> _Data records_
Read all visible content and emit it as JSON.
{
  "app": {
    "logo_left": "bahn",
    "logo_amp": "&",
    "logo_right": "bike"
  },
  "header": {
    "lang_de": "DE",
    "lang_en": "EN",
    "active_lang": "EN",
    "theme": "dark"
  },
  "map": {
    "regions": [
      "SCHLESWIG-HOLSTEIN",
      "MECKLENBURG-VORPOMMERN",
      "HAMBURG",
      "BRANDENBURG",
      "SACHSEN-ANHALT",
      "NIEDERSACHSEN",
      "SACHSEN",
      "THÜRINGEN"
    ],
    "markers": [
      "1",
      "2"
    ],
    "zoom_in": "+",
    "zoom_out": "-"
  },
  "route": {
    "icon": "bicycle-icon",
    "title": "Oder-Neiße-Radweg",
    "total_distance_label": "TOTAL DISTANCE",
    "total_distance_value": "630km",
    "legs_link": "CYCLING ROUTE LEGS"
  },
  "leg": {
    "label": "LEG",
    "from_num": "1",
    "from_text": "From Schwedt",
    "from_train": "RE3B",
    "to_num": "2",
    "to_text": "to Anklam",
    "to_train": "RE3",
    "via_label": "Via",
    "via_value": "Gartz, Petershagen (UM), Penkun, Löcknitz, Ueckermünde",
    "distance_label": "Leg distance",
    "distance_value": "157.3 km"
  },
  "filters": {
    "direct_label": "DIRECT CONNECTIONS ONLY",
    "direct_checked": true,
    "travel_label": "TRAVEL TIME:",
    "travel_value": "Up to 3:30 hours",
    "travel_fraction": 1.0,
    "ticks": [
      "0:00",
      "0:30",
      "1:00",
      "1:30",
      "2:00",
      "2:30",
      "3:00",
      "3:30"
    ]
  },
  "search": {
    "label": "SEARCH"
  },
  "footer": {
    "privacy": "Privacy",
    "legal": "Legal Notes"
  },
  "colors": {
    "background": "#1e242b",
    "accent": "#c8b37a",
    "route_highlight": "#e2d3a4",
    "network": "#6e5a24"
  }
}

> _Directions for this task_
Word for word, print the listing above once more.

> _Your solution_
Read all visible content and emit it as JSON.
{
  "app": {
    "logo_left": "bahn",
    "logo_amp": "&",
    "logo_right": "bike"
  },
  "header": {
    "lang_de": "DE",
    "lang_en": "EN",
    "active_lang": "EN",
    "theme": "dark"
  },
  "map": {
    "regions": [
      "SCHLESWIG-HOLSTEIN",
      "MECKLENBURG-VORPOMMERN",
      "HAMBURG",
      "BRANDENBURG",
      "SACHSEN-ANHALT",
      "NIEDERSACHSEN",
      "SACHSEN",
      "THÜRINGEN"
    ],
    "markers": [
      "1",
      "2"
    ],
    "zoom_in": "+",
    "zoom_out": "-"
  },
  "route": {
    "icon": "bicycle-icon",
    "title": "Oder-Neiße-Radweg",
    "total_distance_label": "TOTAL DISTANCE",
    "total_distance_value": "630km",
    "legs_link": "CYCLING ROUTE LEGS"
  },
  "leg": {
    "label": "LEG",
    "from_num": "1",
    "from_text": "From Schwedt",
    "from_train": "RE3B",
    "to_num": "2",
    "to_text": "to Anklam",
    "to_train": "RE3",
    "via_label": "Via",
    "via_value": "Gartz, Petershagen (UM), Penkun, Löcknitz, Ueckermünde",
    "distance_label": "Leg distance",
    "distance_value": "157.3 km"
  },
  "filters": {
    "direct_label": "DIRECT CONNECTIONS ONLY",
    "direct_checked": true,
    "travel_label": "TRAVEL TIME:",
    "travel_value": "Up to 3:30 hours",
    "travel_fraction": 1.0,
    "ticks": [
      "0:00",
      "0:30",
      "1:00",
      "1:30",
      "2:00",
      "2:30",
      "3:00",
      "3:30"
    ]
  },
  "search": {
    "label": "SEARCH"
  },
  "footer": {
    "privacy": "Privacy",
    "legal": "Legal Notes"
  },
  "colors": {
    "background": "#1e242b",
    "accent": "#c8b37a",
    "route_highlight": "#e2d3a4",
    "network": "#6e5a24"
  }
}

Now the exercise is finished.